**Task details:**
I'd like the entries repeated exactly, pictures omitted.

**Data shown:**

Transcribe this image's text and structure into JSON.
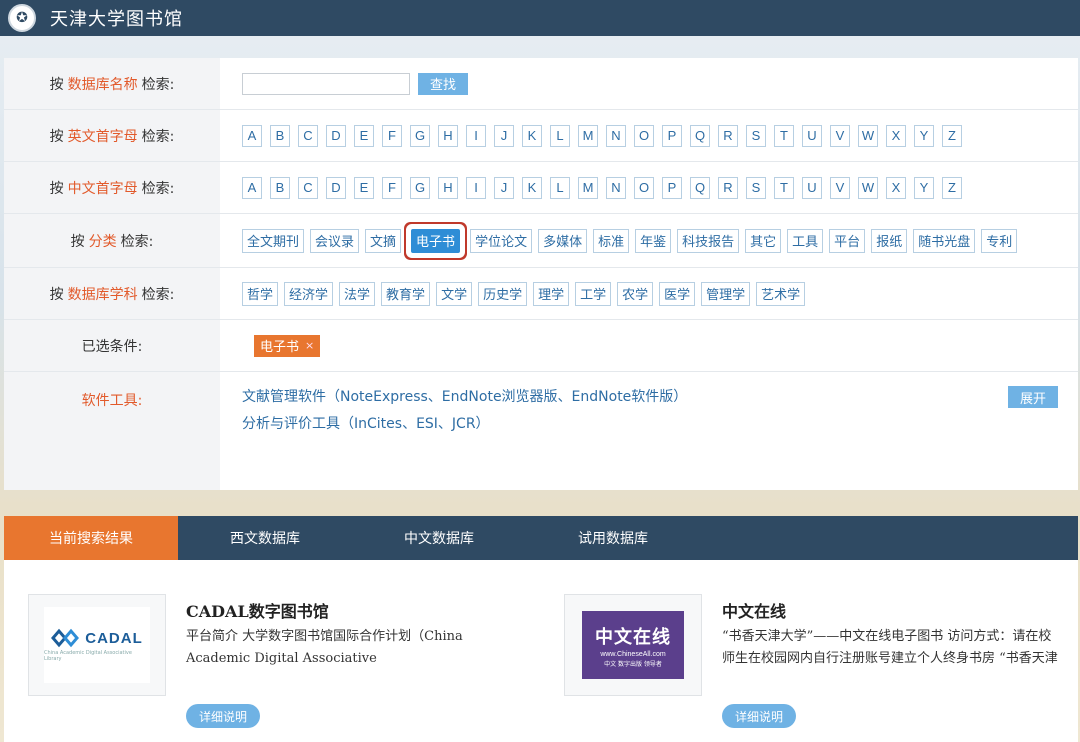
{
  "header": {
    "title": "天津大学图书馆",
    "logo_icon": "seal-icon"
  },
  "search": {
    "db_name": {
      "prefix": "按",
      "highlight": "数据库名称",
      "suffix": "检索:",
      "input_value": "",
      "button": "查找"
    },
    "english_letter": {
      "prefix": "按",
      "highlight": "英文首字母",
      "suffix": "检索:"
    },
    "chinese_letter": {
      "prefix": "按",
      "highlight": "中文首字母",
      "suffix": "检索:"
    },
    "letters": [
      "A",
      "B",
      "C",
      "D",
      "E",
      "F",
      "G",
      "H",
      "I",
      "J",
      "K",
      "L",
      "M",
      "N",
      "O",
      "P",
      "Q",
      "R",
      "S",
      "T",
      "U",
      "V",
      "W",
      "X",
      "Y",
      "Z"
    ],
    "category": {
      "prefix": "按",
      "highlight": "分类",
      "suffix": "检索:",
      "items": [
        "全文期刊",
        "会议录",
        "文摘",
        "电子书",
        "学位论文",
        "多媒体",
        "标准",
        "年鉴",
        "科技报告",
        "其它",
        "工具",
        "平台",
        "报纸",
        "随书光盘",
        "专利"
      ],
      "selected": "电子书"
    },
    "subject": {
      "prefix": "按",
      "highlight": "数据库学科",
      "suffix": "检索:",
      "items": [
        "哲学",
        "经济学",
        "法学",
        "教育学",
        "文学",
        "历史学",
        "理学",
        "工学",
        "农学",
        "医学",
        "管理学",
        "艺术学"
      ]
    },
    "selected_conditions": {
      "label": "已选条件:",
      "chip": "电子书",
      "chip_close": "×"
    },
    "software": {
      "label": "软件工具:",
      "line1": "文献管理软件（NoteExpress、EndNote浏览器版、EndNote软件版）",
      "line2": "分析与评价工具（InCites、ESI、JCR）",
      "expand": "展开"
    }
  },
  "tabs": [
    "当前搜索结果",
    "西文数据库",
    "中文数据库",
    "试用数据库"
  ],
  "active_tab": 0,
  "results": [
    {
      "title": "CADAL数字图书馆",
      "desc": "平台简介 大学数字图书馆国际合作计划（China Academic Digital Associative",
      "button": "详细说明",
      "logo_text": "CADAL",
      "logo_sub": "China Academic Digital Associative Library"
    },
    {
      "title": "中文在线",
      "desc": "“书香天津大学”——中文在线电子图书 访问方式：请在校师生在校园网内自行注册账号建立个人终身书房 “书香天津",
      "button": "详细说明",
      "logo_main": "中文在线",
      "logo_url": "www.ChineseAll.com",
      "logo_small": "中文 数字出版 领导者"
    }
  ]
}
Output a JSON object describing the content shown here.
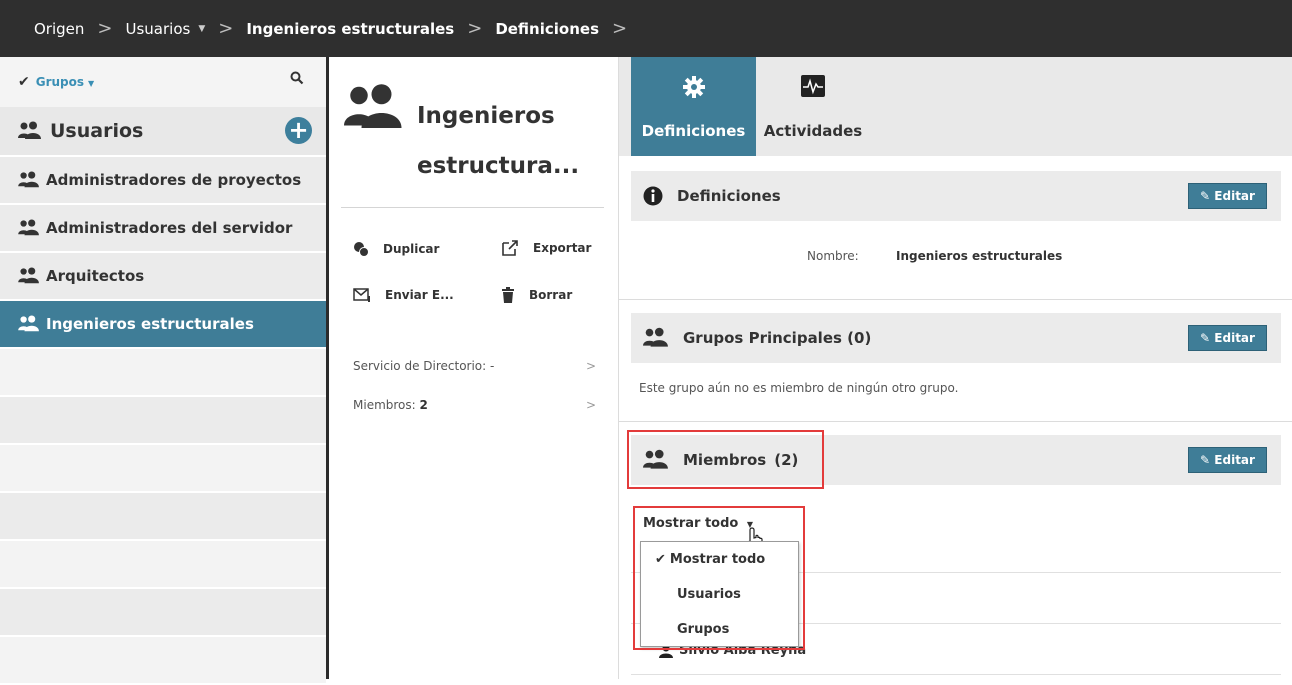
{
  "breadcrumb": {
    "items": [
      {
        "label": "Origen",
        "bold": false
      },
      {
        "label": "Usuarios",
        "bold": false,
        "dropdown": true
      },
      {
        "label": "Ingenieros estructurales",
        "bold": true
      },
      {
        "label": "Definiciones",
        "bold": true
      }
    ],
    "separator": ">"
  },
  "sidebar": {
    "groups_toggle": "Grupos",
    "title": "Usuarios",
    "items": [
      {
        "label": "Administradores de proyectos",
        "active": false
      },
      {
        "label": "Administradores del servidor",
        "active": false
      },
      {
        "label": "Arquitectos",
        "active": false
      },
      {
        "label": "Ingenieros estructurales",
        "active": true
      }
    ]
  },
  "middle": {
    "title_line1": "Ingenieros",
    "title_line2": "estructura...",
    "actions": {
      "duplicate": "Duplicar",
      "export": "Exportar",
      "send": "Enviar E...",
      "delete": "Borrar"
    },
    "directory_label": "Servicio de Directorio: -",
    "members_label": "Miembros:",
    "members_count": "2",
    "chevron": ">"
  },
  "tabs": {
    "settings": "Definiciones",
    "activities": "Actividades"
  },
  "sections": {
    "definitions": {
      "title": "Definiciones",
      "edit": "Editar",
      "name_label": "Nombre:",
      "name_value": "Ingenieros estructurales"
    },
    "parent_groups": {
      "title": "Grupos Principales (0)",
      "edit": "Editar",
      "message": "Este grupo aún no es miembro de ningún otro grupo."
    },
    "members": {
      "title": "Miembros",
      "count": "(2)",
      "edit": "Editar",
      "filter_label": "Mostrar todo",
      "filter_options": [
        "Mostrar todo",
        "Usuarios",
        "Grupos"
      ],
      "selected_option": "Mostrar todo",
      "partial_member_name": "Silvio Alba Reyna"
    }
  },
  "colors": {
    "accent": "#3f7d97",
    "topbar": "#2f2f2f",
    "highlight": "#e33b3b"
  }
}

**Exercise result:**
Transcribe this image's text and structure into JSON.
{
  "header": {
    "title": "天津大学图书馆",
    "logo_icon": "seal-icon"
  },
  "search": {
    "db_name": {
      "prefix": "按",
      "highlight": "数据库名称",
      "suffix": "检索:",
      "input_value": "",
      "button": "查找"
    },
    "english_letter": {
      "prefix": "按",
      "highlight": "英文首字母",
      "suffix": "检索:"
    },
    "chinese_letter": {
      "prefix": "按",
      "highlight": "中文首字母",
      "suffix": "检索:"
    },
    "letters": [
      "A",
      "B",
      "C",
      "D",
      "E",
      "F",
      "G",
      "H",
      "I",
      "J",
      "K",
      "L",
      "M",
      "N",
      "O",
      "P",
      "Q",
      "R",
      "S",
      "T",
      "U",
      "V",
      "W",
      "X",
      "Y",
      "Z"
    ],
    "category": {
      "prefix": "按",
      "highlight": "分类",
      "suffix": "检索:",
      "items": [
        "全文期刊",
        "会议录",
        "文摘",
        "电子书",
        "学位论文",
        "多媒体",
        "标准",
        "年鉴",
        "科技报告",
        "其它",
        "工具",
        "平台",
        "报纸",
        "随书光盘",
        "专利"
      ],
      "selected": "电子书"
    },
    "subject": {
      "prefix": "按",
      "highlight": "数据库学科",
      "suffix": "检索:",
      "items": [
        "哲学",
        "经济学",
        "法学",
        "教育学",
        "文学",
        "历史学",
        "理学",
        "工学",
        "农学",
        "医学",
        "管理学",
        "艺术学"
      ]
    },
    "selected_conditions": {
      "label": "已选条件:",
      "chip": "电子书",
      "chip_close": "×"
    },
    "software": {
      "label": "软件工具:",
      "line1": "文献管理软件（NoteExpress、EndNote浏览器版、EndNote软件版）",
      "line2": "分析与评价工具（InCites、ESI、JCR）",
      "expand": "展开"
    }
  },
  "tabs": [
    "当前搜索结果",
    "西文数据库",
    "中文数据库",
    "试用数据库"
  ],
  "active_tab": 0,
  "results": [
    {
      "title": "CADAL数字图书馆",
      "desc": "平台简介 大学数字图书馆国际合作计划（China Academic Digital Associative",
      "button": "详细说明",
      "logo_text": "CADAL",
      "logo_sub": "China Academic Digital Associative Library"
    },
    {
      "title": "中文在线",
      "desc": "“书香天津大学”——中文在线电子图书 访问方式：请在校师生在校园网内自行注册账号建立个人终身书房 “书香天津",
      "button": "详细说明",
      "logo_main": "中文在线",
      "logo_url": "www.ChineseAll.com",
      "logo_small": "中文 数字出版 领导者"
    }
  ]
}
Output a JSON object describing the content shown here.
{
  "breadcrumb": {
    "items": [
      {
        "label": "Origen",
        "bold": false
      },
      {
        "label": "Usuarios",
        "bold": false,
        "dropdown": true
      },
      {
        "label": "Ingenieros estructurales",
        "bold": true
      },
      {
        "label": "Definiciones",
        "bold": true
      }
    ],
    "separator": ">"
  },
  "sidebar": {
    "groups_toggle": "Grupos",
    "title": "Usuarios",
    "items": [
      {
        "label": "Administradores de proyectos",
        "active": false
      },
      {
        "label": "Administradores del servidor",
        "active": false
      },
      {
        "label": "Arquitectos",
        "active": false
      },
      {
        "label": "Ingenieros estructurales",
        "active": true
      }
    ]
  },
  "middle": {
    "title_line1": "Ingenieros",
    "title_line2": "estructura...",
    "actions": {
      "duplicate": "Duplicar",
      "export": "Exportar",
      "send": "Enviar E...",
      "delete": "Borrar"
    },
    "directory_label": "Servicio de Directorio: -",
    "members_label": "Miembros:",
    "members_count": "2",
    "chevron": ">"
  },
  "tabs": {
    "settings": "Definiciones",
    "activities": "Actividades"
  },
  "sections": {
    "definitions": {
      "title": "Definiciones",
      "edit": "Editar",
      "name_label": "Nombre:",
      "name_value": "Ingenieros estructurales"
    },
    "parent_groups": {
      "title": "Grupos Principales (0)",
      "edit": "Editar",
      "message": "Este grupo aún no es miembro de ningún otro grupo."
    },
    "members": {
      "title": "Miembros",
      "count": "(2)",
      "edit": "Editar",
      "filter_label": "Mostrar todo",
      "filter_options": [
        "Mostrar todo",
        "Usuarios",
        "Grupos"
      ],
      "selected_option": "Mostrar todo",
      "partial_member_name": "Silvio Alba Reyna"
    }
  },
  "colors": {
    "accent": "#3f7d97",
    "topbar": "#2f2f2f",
    "highlight": "#e33b3b"
  }
}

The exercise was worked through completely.